WHAT NEEDS TO BE DONE
Records follow. Copy every line with "Documents".

[Component data from apps and pages]
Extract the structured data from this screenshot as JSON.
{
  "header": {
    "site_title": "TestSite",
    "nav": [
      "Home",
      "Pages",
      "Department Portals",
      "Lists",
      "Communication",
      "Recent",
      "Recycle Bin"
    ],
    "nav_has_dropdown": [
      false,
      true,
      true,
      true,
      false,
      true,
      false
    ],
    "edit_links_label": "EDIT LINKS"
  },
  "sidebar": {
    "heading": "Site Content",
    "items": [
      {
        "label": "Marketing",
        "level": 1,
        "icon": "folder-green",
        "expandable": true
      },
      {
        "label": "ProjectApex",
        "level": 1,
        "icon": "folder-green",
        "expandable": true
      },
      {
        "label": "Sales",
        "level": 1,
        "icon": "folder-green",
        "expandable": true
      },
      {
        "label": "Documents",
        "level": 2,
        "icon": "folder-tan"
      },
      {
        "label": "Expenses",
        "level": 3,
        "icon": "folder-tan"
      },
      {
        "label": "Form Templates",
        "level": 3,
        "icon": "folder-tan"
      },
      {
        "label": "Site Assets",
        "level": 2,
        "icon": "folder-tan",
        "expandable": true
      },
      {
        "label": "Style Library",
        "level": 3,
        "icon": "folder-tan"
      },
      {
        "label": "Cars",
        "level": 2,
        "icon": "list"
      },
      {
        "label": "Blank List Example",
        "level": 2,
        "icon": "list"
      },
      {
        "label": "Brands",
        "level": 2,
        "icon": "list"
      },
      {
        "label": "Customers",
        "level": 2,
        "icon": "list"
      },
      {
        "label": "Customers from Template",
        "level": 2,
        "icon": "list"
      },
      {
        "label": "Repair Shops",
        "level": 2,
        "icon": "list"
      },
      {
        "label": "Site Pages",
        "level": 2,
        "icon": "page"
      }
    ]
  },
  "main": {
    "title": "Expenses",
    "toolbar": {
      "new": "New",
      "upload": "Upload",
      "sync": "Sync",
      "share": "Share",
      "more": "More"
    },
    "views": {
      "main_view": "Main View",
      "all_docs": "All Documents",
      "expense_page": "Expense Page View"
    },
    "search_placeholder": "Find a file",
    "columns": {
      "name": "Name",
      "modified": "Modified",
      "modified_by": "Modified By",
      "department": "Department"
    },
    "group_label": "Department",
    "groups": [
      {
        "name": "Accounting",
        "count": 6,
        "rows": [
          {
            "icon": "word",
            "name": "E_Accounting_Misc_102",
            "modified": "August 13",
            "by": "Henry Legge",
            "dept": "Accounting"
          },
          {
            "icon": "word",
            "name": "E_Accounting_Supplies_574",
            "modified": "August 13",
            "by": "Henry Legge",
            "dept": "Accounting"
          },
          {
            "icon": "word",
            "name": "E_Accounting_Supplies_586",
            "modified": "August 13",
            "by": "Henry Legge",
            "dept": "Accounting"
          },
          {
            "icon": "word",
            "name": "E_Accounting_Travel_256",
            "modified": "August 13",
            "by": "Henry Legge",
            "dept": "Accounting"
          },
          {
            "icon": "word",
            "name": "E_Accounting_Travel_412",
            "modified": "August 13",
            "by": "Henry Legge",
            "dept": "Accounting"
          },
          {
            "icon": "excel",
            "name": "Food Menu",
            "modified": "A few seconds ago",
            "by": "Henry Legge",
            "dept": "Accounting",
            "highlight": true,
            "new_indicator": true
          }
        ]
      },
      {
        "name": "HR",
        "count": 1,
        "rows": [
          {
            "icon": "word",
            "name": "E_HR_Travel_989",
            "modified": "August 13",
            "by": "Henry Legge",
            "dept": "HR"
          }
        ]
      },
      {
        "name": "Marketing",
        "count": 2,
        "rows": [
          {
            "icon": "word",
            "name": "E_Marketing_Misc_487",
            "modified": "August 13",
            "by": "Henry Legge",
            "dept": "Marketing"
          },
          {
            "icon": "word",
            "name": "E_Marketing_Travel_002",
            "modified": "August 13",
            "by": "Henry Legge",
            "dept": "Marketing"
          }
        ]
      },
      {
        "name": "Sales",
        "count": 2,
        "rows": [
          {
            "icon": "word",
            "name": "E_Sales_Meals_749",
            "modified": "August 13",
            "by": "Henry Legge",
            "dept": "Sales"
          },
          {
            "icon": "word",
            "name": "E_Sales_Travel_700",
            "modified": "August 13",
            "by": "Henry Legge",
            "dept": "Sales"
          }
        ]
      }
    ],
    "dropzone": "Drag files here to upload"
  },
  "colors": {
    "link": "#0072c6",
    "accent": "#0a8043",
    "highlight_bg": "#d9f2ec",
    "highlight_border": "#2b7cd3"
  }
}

OUTPUT FOR THIS TASK
        "label": "Documents",
      "all_docs": "All Documents",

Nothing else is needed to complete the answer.